TASK REQUIREMENTS: Pull each line containing "JSON" out of the data and copy it.

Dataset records
>>>>>

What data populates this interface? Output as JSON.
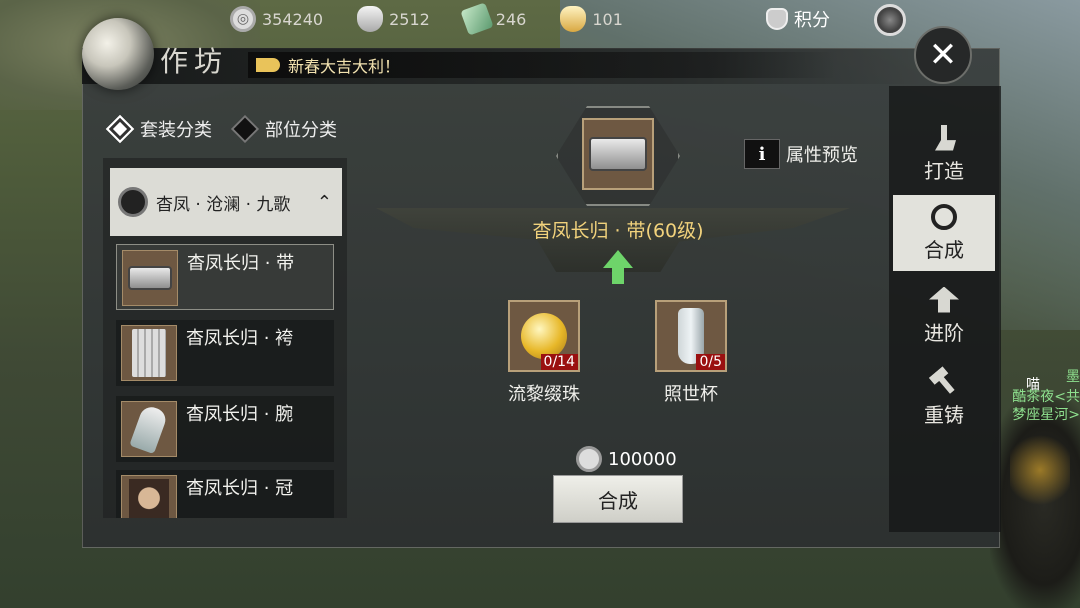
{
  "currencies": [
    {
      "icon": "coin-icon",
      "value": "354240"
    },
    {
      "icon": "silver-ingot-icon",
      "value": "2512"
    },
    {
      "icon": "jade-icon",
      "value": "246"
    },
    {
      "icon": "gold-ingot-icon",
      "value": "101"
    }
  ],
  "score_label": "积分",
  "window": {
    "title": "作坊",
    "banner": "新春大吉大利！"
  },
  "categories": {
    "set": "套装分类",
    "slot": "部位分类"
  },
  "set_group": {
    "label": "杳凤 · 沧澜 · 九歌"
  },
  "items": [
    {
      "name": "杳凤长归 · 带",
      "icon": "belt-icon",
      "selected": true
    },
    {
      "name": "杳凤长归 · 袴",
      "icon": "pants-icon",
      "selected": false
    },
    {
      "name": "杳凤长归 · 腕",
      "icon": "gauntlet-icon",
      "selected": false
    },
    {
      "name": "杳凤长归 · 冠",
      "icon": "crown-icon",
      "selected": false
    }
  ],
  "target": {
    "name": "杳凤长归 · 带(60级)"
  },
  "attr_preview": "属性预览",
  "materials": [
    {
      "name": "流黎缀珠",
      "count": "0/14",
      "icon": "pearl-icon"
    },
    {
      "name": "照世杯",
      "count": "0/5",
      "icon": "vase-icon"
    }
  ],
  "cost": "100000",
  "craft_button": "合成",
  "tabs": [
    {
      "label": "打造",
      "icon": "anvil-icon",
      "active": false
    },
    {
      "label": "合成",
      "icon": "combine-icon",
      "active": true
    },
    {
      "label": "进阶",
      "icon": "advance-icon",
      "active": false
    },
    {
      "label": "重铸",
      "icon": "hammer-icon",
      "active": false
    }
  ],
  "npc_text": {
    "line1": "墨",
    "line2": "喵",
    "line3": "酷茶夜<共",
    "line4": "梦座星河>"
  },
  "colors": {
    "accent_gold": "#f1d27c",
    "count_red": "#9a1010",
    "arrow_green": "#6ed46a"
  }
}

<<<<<
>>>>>

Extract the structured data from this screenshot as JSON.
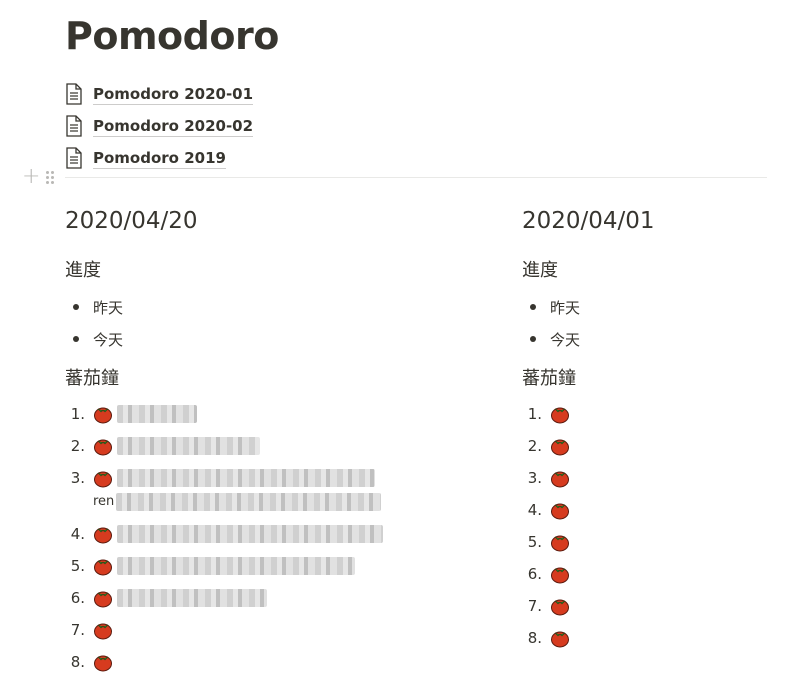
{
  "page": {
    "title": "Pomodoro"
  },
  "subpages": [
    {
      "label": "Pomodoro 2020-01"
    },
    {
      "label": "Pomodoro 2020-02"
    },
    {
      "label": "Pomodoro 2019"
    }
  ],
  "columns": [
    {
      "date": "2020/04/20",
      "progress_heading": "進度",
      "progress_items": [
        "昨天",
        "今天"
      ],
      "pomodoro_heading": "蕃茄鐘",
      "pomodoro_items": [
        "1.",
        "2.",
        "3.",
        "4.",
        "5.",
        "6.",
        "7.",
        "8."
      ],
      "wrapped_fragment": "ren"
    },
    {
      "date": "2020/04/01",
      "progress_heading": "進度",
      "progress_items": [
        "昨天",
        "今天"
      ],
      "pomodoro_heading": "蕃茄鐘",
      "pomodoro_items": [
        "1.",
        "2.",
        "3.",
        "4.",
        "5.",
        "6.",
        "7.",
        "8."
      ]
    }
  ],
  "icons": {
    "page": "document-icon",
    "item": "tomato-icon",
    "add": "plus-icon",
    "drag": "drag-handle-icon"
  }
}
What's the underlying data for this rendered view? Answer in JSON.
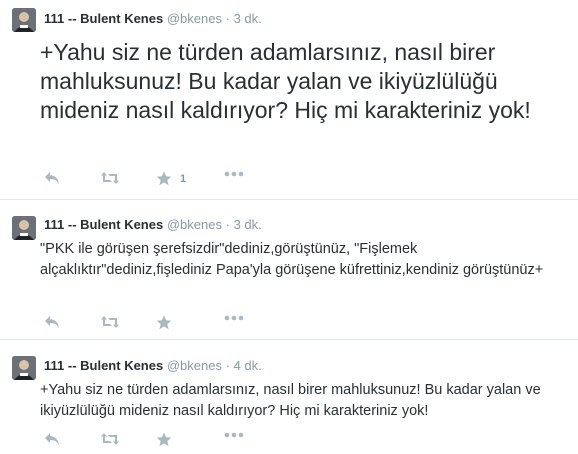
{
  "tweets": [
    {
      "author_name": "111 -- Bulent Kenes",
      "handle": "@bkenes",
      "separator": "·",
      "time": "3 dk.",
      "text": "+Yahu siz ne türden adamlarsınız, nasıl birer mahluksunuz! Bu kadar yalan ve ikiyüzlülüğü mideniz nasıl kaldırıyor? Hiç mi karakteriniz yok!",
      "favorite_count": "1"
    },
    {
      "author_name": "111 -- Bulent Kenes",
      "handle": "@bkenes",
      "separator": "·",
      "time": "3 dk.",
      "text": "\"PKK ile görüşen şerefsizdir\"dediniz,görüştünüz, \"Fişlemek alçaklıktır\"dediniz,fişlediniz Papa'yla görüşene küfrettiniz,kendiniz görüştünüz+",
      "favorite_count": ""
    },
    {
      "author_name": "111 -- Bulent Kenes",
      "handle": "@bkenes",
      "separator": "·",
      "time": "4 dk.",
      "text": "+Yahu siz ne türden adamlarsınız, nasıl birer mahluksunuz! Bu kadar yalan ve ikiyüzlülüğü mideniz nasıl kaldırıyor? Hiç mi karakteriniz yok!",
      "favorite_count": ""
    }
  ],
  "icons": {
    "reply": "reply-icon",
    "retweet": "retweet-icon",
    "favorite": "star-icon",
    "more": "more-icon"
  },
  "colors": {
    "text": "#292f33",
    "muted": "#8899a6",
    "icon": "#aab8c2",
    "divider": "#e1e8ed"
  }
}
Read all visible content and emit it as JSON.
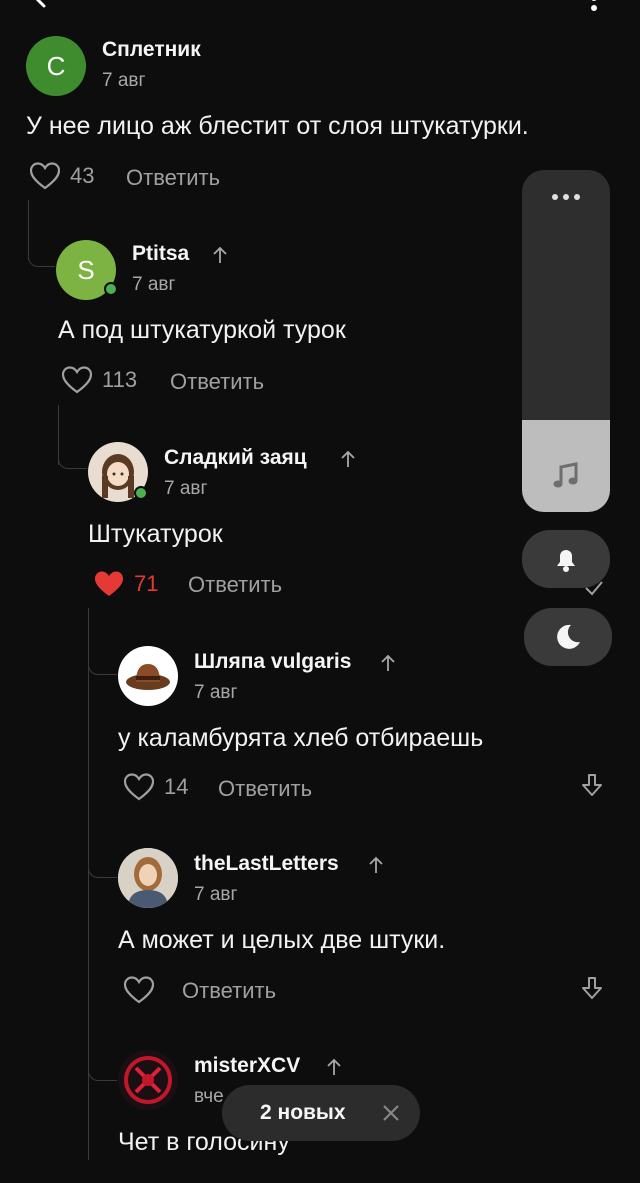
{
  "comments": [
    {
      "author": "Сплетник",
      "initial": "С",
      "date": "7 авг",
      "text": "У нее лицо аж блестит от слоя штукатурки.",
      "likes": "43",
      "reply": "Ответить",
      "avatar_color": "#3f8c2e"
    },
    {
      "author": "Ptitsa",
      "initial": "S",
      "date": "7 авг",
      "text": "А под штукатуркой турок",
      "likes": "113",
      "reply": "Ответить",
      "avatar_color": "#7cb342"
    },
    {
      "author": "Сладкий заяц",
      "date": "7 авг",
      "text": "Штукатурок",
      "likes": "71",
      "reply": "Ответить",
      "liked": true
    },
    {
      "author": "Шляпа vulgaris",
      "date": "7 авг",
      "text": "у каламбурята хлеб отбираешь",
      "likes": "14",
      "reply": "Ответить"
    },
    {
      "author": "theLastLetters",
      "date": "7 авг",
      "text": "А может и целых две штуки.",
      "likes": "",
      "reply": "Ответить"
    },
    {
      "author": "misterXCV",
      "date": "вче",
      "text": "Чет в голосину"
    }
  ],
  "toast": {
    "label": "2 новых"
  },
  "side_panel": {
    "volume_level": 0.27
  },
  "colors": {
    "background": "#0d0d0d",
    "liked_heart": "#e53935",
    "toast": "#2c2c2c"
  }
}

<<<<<

EXERCISE ANSWER:
What data populates this interface? Output as JSON.
Extract the structured data from this screenshot as JSON.
What's the underlying data for this rendered view? Answer in JSON.
Read all visible content and emit it as JSON.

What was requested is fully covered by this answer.